Lawmakers approved AB154, which would require insurers to cover the diagnosis and treatment of mental illnesses, and AB171 for coverage of developmental disorders such as autism. They also approved legislation to cover oral chemotherapy treatments and mammograms regardless of age.
The bills now move to the Senate ahead of a Tuesday deadline to pass legislation that was introduced last year.
Supporters say many people with mental illness and substance abuse problems are unable to obtain treatment and end up in public health care programs, emergency rooms and state and county jails.

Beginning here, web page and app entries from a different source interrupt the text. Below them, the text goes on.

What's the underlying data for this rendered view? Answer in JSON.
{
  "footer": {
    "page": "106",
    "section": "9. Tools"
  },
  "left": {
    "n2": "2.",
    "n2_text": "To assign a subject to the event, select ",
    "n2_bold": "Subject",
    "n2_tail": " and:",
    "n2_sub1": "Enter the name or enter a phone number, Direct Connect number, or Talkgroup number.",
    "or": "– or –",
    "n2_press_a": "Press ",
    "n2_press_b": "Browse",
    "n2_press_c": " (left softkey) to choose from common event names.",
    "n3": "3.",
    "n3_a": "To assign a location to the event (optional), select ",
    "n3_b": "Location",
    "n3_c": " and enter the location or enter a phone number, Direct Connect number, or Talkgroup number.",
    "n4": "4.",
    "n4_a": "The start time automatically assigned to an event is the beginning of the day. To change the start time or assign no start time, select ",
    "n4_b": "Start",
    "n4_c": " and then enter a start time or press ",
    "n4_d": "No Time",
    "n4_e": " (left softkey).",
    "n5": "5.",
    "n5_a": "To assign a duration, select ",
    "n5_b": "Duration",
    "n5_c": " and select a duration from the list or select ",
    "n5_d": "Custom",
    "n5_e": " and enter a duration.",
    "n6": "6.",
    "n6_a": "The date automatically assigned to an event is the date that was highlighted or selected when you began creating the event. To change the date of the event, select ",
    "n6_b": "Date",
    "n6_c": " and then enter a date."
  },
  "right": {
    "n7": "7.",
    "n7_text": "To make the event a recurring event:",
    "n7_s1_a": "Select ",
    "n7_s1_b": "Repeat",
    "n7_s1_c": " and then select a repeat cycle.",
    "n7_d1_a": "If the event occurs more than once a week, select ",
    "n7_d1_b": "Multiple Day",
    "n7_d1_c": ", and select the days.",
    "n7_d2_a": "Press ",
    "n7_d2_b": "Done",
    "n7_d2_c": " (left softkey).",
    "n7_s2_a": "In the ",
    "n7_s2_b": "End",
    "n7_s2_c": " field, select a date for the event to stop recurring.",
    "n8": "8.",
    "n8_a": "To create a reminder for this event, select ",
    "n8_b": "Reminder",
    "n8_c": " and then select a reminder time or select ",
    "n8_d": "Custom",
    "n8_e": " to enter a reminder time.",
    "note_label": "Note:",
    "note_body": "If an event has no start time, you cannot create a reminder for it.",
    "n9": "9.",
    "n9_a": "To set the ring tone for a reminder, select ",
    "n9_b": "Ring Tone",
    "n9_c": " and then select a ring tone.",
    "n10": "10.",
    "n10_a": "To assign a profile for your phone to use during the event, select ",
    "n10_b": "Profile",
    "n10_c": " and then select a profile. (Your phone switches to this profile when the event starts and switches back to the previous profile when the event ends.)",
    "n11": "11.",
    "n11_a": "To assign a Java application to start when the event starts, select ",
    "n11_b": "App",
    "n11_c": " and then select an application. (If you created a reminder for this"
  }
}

"The bill is a cost-effective way to help people who are paying for health insurance actually to get (the) full-scope health insurance they need," said Assemblyman Jim Beall, a San Jose Democrat who authored the mental health and autism bills. "Mental health and substance abuses are treatable, and treatment reduces incarceration, homelessness, and most importantly human suffering."
Getting people treated earlier also will save taxpayer money, he said.
Republican lawmakers said the legislation will drive up insurance costs, particularly as government broadens the definition of mental illness.
"Our insurance rates will increase because of this clandestine broadening of the coverage," said Assemblyman Jim Nielsen, R-Gerber. "And I think you're further legitimizing drug abuse and encouraging it even more."
The mental health bill passed 47-18 vote while the autism bill passed on 45-13.
The Assembly also approved AB137, which would require insurance plans to cover mammograms, regardless of the patient's age. It was passed 67-0.
Lawmakers passed AB1000 requiring insurance companies to cover oral chemotherapy treatments at the same rate they cover intravenous chemotherapy. The bill passed 51-15.Comment on this story
Henry Perea, D-Fresno, said he was inspired to change the law after meeting other patients as he accompanied his mother to intravenous chemotherapy treatments. He said many of them had to travel long distances from rural areas to medical centers, even though there are pill forms of chemotherapy drugs available for 57 types of cancer.
For some patients, co-payments for the pill form of treatment ran as high as $10,000 a month, but they paid only an office-visit co-pay for an intravenous treatment, Perea said.
Assemblyman Dan Logue, R-Linda, said the bill would "increase the price and premiums for the people of California," and said the legislation was premature. Perea's office said 13 other states and the District of Columbia already have adopted similar laws.
Associated Press writer Juliet Williams contributed to this report.